EMU implementation will pose many challenges for multinationals, but it will also give them some unique opportunities - so it is time to start considering the practical aspects. What are they? Emu will have some far-reaching strategic asset allocation implications, with risk/return objectives needing to be amended and where new European asset classes will emerge for bonds and equities, split between EMU and non-EMU countries.

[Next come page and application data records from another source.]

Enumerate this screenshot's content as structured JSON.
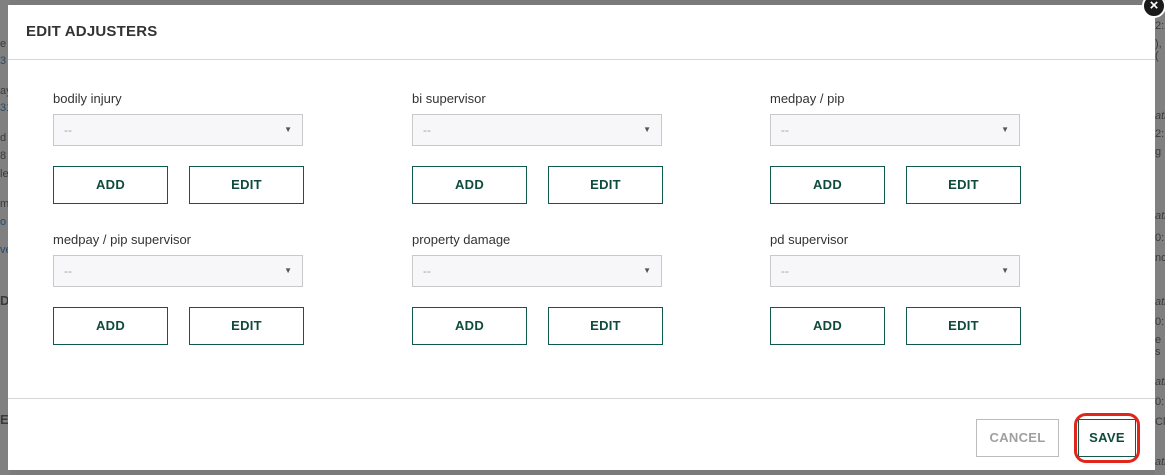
{
  "modal": {
    "title": "EDIT ADJUSTERS",
    "close_label": "×",
    "fields": [
      {
        "label": "bodily injury",
        "value": "--",
        "add": "ADD",
        "edit": "EDIT"
      },
      {
        "label": "bi supervisor",
        "value": "--",
        "add": "ADD",
        "edit": "EDIT"
      },
      {
        "label": "medpay / pip",
        "value": "--",
        "add": "ADD",
        "edit": "EDIT"
      },
      {
        "label": "medpay / pip supervisor",
        "value": "--",
        "add": "ADD",
        "edit": "EDIT"
      },
      {
        "label": "property damage",
        "value": "--",
        "add": "ADD",
        "edit": "EDIT"
      },
      {
        "label": "pd supervisor",
        "value": "--",
        "add": "ADD",
        "edit": "EDIT"
      }
    ],
    "footer": {
      "cancel_label": "CANCEL",
      "save_label": "SAVE"
    }
  },
  "background": {
    "left_fragments": [
      "e",
      "3",
      "ay",
      "31",
      "d",
      "8",
      "le",
      "m",
      "o",
      "ve",
      "D",
      "E"
    ],
    "right_fragments": [
      "2:",
      "),(",
      "ati",
      "2:",
      "g",
      "ati",
      "0:",
      "nd",
      "ati",
      "0:",
      "e s",
      "ati",
      "0:",
      "Cl",
      "ati"
    ]
  }
}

So let's assume that one such asset class is European EMU bonds (versus today's local bonds). In many European countries legislation dictates the minimum investment percentage required in bonds, thus reinforcing the dominance of local bond assets. So the obvious question arises Does the local bond manager have the resources, skills, process, research etc. to move from managing locally to managing a (possible) 11- country European EMU bond portfolio?" It's a different beast; requires a different focus; needs different skills and, in my experience, is entirely the preserve of the local manager. The answer to my mind is very questionable!
But now comes the sting for the fund manager but also the opportunity for the multinational. In many multinationals there is a push to focus the management of world-wide assets with a small group of managers who have been carefully screened and selected. Suddenly an opportunity has opened up for the multinational to crack the strategy by replacing the multitude of local managers with a select core of EMU managers for use by its country funds, thus accelerating and benefiting from this strategic consolidation.
We also hear a lot about the frustrations of US managers. But things are changing. European institutions, by moving more into equities, are therefore beginning to appreciate the benefits of greater specialisation, plus the skills and disciplines, of the US manager when compared with many local European managers. EMU could give US managers a significant push forward.
The message is clear. Opportunity beckons for multinationals, where I know some of my erstwhile colleagues are starting to prepare and mull over such questions.
Nevill Brooke acts as an independent adviser to international pension schemes"